YOUR TASK:
Please output all of the entries exactly and omit any images they hold.

===== INPUT RECORDS =====

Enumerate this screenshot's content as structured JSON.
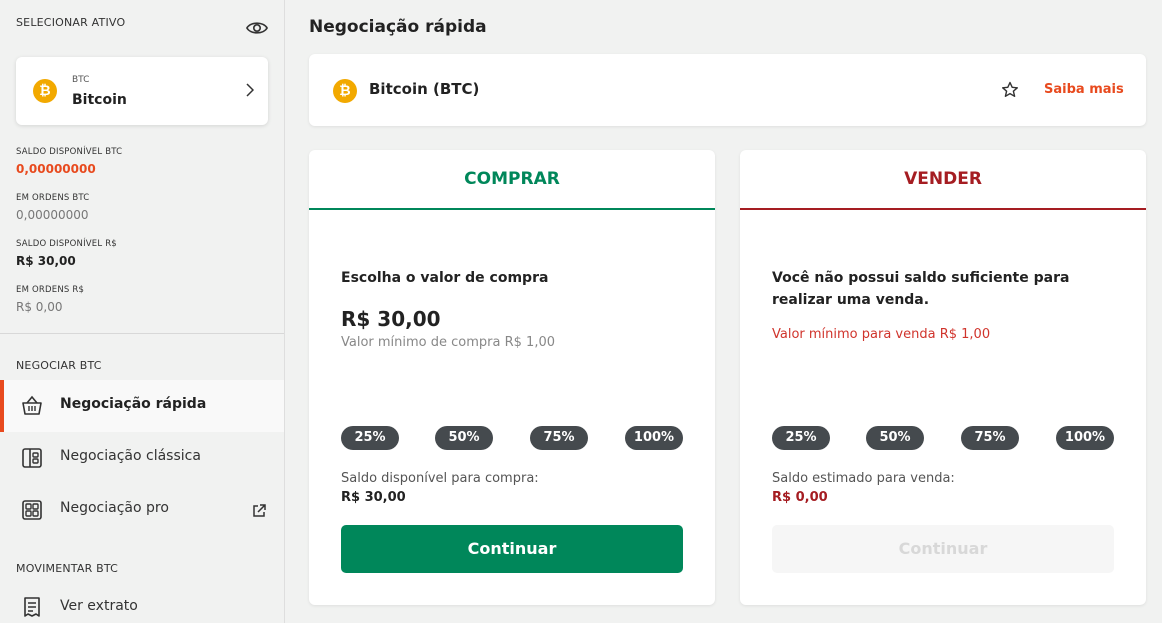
{
  "sidebar": {
    "heading": "SELECIONAR ATIVO",
    "asset": {
      "ticker": "BTC",
      "name": "Bitcoin",
      "coin_symbol": "₿"
    },
    "balances": [
      {
        "label": "SALDO DISPONÍVEL BTC",
        "value": "0,00000000",
        "style": "red"
      },
      {
        "label": "EM ORDENS BTC",
        "value": "0,00000000",
        "style": "muted"
      },
      {
        "label": "SALDO DISPONÍVEL R$",
        "value": "R$ 30,00",
        "style": "dark"
      },
      {
        "label": "EM ORDENS R$",
        "value": "R$ 0,00",
        "style": "muted"
      }
    ],
    "trade_section": "NEGOCIAR BTC",
    "menu": [
      {
        "label": "Negociação rápida",
        "icon": "basket-icon",
        "active": true
      },
      {
        "label": "Negociação clássica",
        "icon": "classic-layout-icon",
        "active": false
      },
      {
        "label": "Negociação pro",
        "icon": "pro-layout-icon",
        "active": false,
        "external": true
      }
    ],
    "move_section": "MOVIMENTAR BTC",
    "move_menu": [
      {
        "label": "Ver extrato",
        "icon": "receipt-icon"
      }
    ]
  },
  "main": {
    "title": "Negociação rápida",
    "asset_header": {
      "name": "Bitcoin (BTC)",
      "coin_symbol": "₿",
      "learn_more": "Saiba mais"
    },
    "buy": {
      "tab": "COMPRAR",
      "heading": "Escolha o valor de compra",
      "amount": "R$  30,00",
      "min_text": "Valor mínimo de compra R$ 1,00",
      "percents": [
        "25%",
        "50%",
        "75%",
        "100%"
      ],
      "avail_label": "Saldo disponível para compra:",
      "avail_value": "R$ 30,00",
      "button": "Continuar"
    },
    "sell": {
      "tab": "VENDER",
      "heading_line1": "Você não possui saldo suficiente para",
      "heading_line2": "realizar uma venda.",
      "min_text": "Valor mínimo para venda R$ 1,00",
      "percents": [
        "25%",
        "50%",
        "75%",
        "100%"
      ],
      "avail_label": "Saldo estimado para venda:",
      "avail_value": "R$ 0,00",
      "button": "Continuar"
    }
  },
  "colors": {
    "accent": "#e84a1e",
    "buy": "#00875a",
    "sell": "#a51d22",
    "bitcoin": "#f2a900"
  }
}
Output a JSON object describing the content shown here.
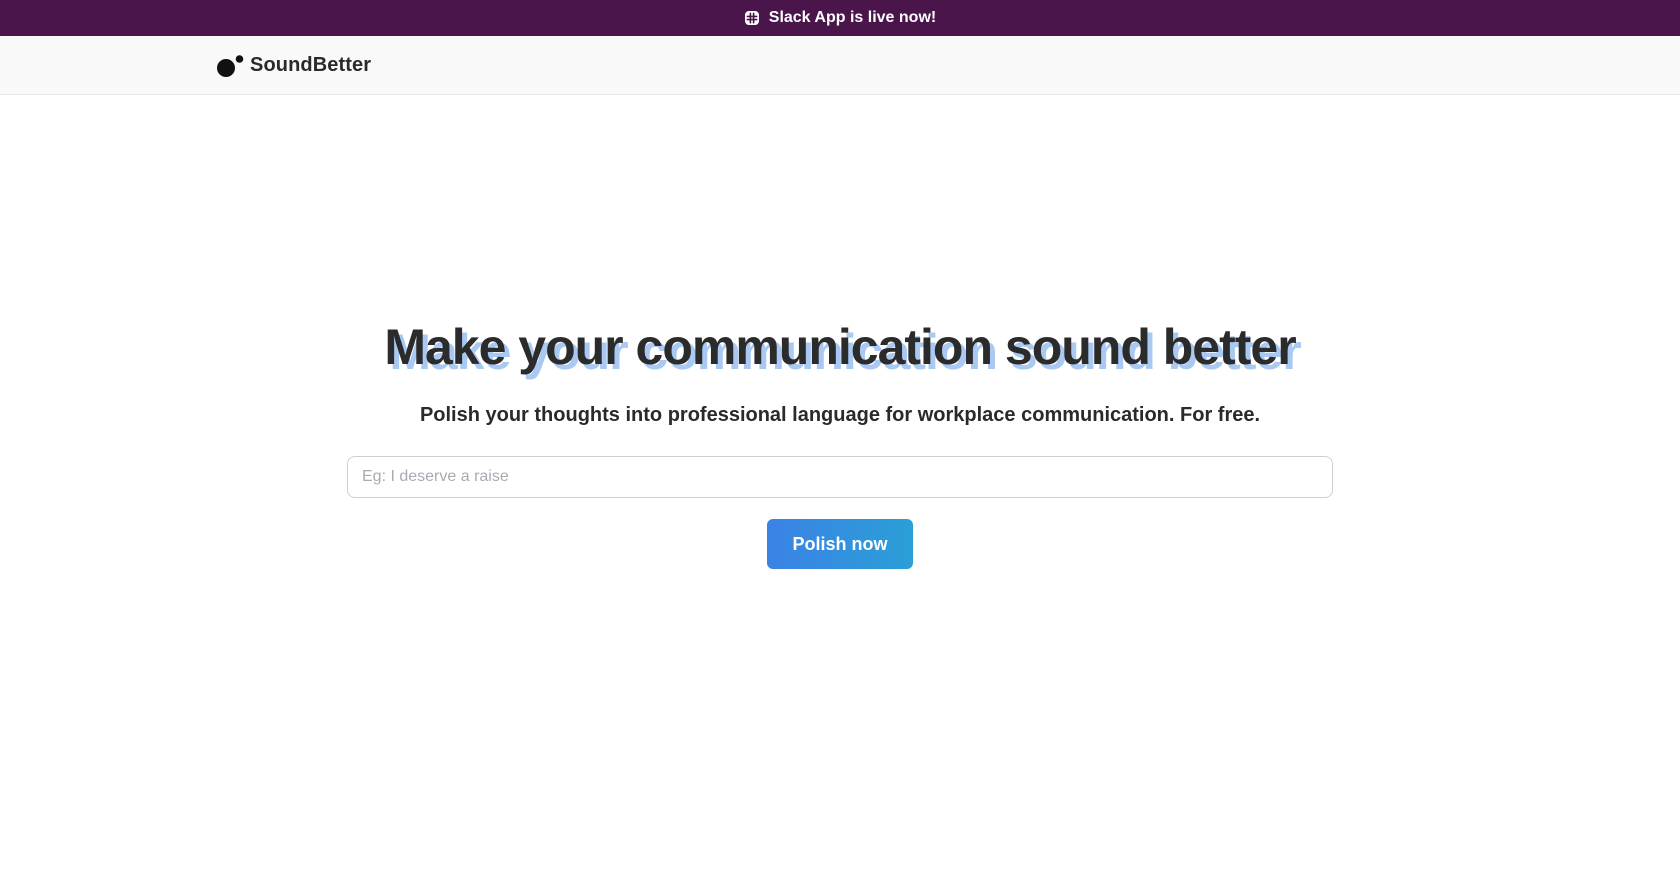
{
  "banner": {
    "icon": "slack-icon",
    "text": "Slack App is live now!",
    "background_color": "#4a154b"
  },
  "navbar": {
    "logo_icon": "soundbetter-logo-icon",
    "brand_name": "SoundBetter"
  },
  "hero": {
    "headline": "Make your communication sound better",
    "headline_shadow_color": "#a9c8f2",
    "subheadline": "Polish your thoughts into professional language for workplace communication. For free.",
    "input": {
      "value": "",
      "placeholder": "Eg: I deserve a raise"
    },
    "submit_label": "Polish now",
    "button_gradient": [
      "#3b82e6",
      "#2a9fd6"
    ]
  }
}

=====

YOUR SOLUTION:
Enumerate this screenshot's content as structured JSON.
{
  "sidebar": {
    "heading": "SELECIONAR ATIVO",
    "asset": {
      "ticker": "BTC",
      "name": "Bitcoin",
      "coin_symbol": "₿"
    },
    "balances": [
      {
        "label": "SALDO DISPONÍVEL BTC",
        "value": "0,00000000",
        "style": "red"
      },
      {
        "label": "EM ORDENS BTC",
        "value": "0,00000000",
        "style": "muted"
      },
      {
        "label": "SALDO DISPONÍVEL R$",
        "value": "R$ 30,00",
        "style": "dark"
      },
      {
        "label": "EM ORDENS R$",
        "value": "R$ 0,00",
        "style": "muted"
      }
    ],
    "trade_section": "NEGOCIAR BTC",
    "menu": [
      {
        "label": "Negociação rápida",
        "icon": "basket-icon",
        "active": true
      },
      {
        "label": "Negociação clássica",
        "icon": "classic-layout-icon",
        "active": false
      },
      {
        "label": "Negociação pro",
        "icon": "pro-layout-icon",
        "active": false,
        "external": true
      }
    ],
    "move_section": "MOVIMENTAR BTC",
    "move_menu": [
      {
        "label": "Ver extrato",
        "icon": "receipt-icon"
      }
    ]
  },
  "main": {
    "title": "Negociação rápida",
    "asset_header": {
      "name": "Bitcoin (BTC)",
      "coin_symbol": "₿",
      "learn_more": "Saiba mais"
    },
    "buy": {
      "tab": "COMPRAR",
      "heading": "Escolha o valor de compra",
      "amount": "R$  30,00",
      "min_text": "Valor mínimo de compra R$ 1,00",
      "percents": [
        "25%",
        "50%",
        "75%",
        "100%"
      ],
      "avail_label": "Saldo disponível para compra:",
      "avail_value": "R$ 30,00",
      "button": "Continuar"
    },
    "sell": {
      "tab": "VENDER",
      "heading_line1": "Você não possui saldo suficiente para",
      "heading_line2": "realizar uma venda.",
      "min_text": "Valor mínimo para venda R$ 1,00",
      "percents": [
        "25%",
        "50%",
        "75%",
        "100%"
      ],
      "avail_label": "Saldo estimado para venda:",
      "avail_value": "R$ 0,00",
      "button": "Continuar"
    }
  },
  "colors": {
    "accent": "#e84a1e",
    "buy": "#00875a",
    "sell": "#a51d22",
    "bitcoin": "#f2a900"
  }
}
Output a JSON object describing the content shown here.
{
  "banner": {
    "icon": "slack-icon",
    "text": "Slack App is live now!",
    "background_color": "#4a154b"
  },
  "navbar": {
    "logo_icon": "soundbetter-logo-icon",
    "brand_name": "SoundBetter"
  },
  "hero": {
    "headline": "Make your communication sound better",
    "headline_shadow_color": "#a9c8f2",
    "subheadline": "Polish your thoughts into professional language for workplace communication. For free.",
    "input": {
      "value": "",
      "placeholder": "Eg: I deserve a raise"
    },
    "submit_label": "Polish now",
    "button_gradient": [
      "#3b82e6",
      "#2a9fd6"
    ]
  }
}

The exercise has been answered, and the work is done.